Your goal: Pick the lines holding the string "label" out of the records and copy them.

Records for this exercise:
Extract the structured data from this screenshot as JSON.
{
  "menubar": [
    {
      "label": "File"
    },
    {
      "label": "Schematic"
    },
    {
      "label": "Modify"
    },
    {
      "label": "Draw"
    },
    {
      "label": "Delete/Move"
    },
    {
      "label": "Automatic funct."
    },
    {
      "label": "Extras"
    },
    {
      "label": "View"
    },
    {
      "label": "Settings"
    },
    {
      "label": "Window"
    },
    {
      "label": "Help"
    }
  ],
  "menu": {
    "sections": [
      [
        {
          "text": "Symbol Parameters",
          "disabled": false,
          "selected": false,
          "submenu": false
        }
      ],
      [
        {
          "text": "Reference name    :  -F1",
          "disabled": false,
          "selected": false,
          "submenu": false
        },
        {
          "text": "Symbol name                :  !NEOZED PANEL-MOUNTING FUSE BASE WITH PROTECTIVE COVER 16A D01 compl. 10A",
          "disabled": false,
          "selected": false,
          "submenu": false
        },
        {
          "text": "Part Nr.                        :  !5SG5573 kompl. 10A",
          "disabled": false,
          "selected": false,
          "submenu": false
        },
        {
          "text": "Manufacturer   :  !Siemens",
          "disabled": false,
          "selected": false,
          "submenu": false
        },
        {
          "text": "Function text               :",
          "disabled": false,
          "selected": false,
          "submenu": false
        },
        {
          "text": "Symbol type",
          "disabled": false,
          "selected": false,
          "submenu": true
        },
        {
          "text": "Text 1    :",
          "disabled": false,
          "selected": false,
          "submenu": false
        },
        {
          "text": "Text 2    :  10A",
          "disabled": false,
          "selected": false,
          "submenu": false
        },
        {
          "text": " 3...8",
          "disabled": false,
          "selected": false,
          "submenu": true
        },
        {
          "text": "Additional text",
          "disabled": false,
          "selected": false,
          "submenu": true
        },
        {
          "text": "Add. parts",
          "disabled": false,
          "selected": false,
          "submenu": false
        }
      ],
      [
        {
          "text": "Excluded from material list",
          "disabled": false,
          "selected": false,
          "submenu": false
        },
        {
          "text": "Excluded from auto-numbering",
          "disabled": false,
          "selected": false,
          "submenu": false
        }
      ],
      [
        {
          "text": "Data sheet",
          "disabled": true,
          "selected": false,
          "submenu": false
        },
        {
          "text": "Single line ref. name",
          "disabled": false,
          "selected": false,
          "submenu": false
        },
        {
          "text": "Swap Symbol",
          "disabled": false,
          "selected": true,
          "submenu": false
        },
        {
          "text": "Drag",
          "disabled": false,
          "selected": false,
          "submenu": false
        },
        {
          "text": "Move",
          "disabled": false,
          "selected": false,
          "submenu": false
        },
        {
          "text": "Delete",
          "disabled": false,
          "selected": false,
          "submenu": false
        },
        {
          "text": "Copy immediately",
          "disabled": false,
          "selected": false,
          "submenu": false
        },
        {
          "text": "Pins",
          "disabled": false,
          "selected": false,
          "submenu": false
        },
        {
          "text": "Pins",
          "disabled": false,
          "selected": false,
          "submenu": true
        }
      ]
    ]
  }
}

Solution to the exercise:
      "label": "File"
      "label": "Schematic"
      "label": "Modify"
      "label": "Draw"
      "label": "Delete/Move"
      "label": "Automatic funct."
      "label": "Extras"
      "label": "View"
      "label": "Settings"
      "label": "Window"
      "label": "Help"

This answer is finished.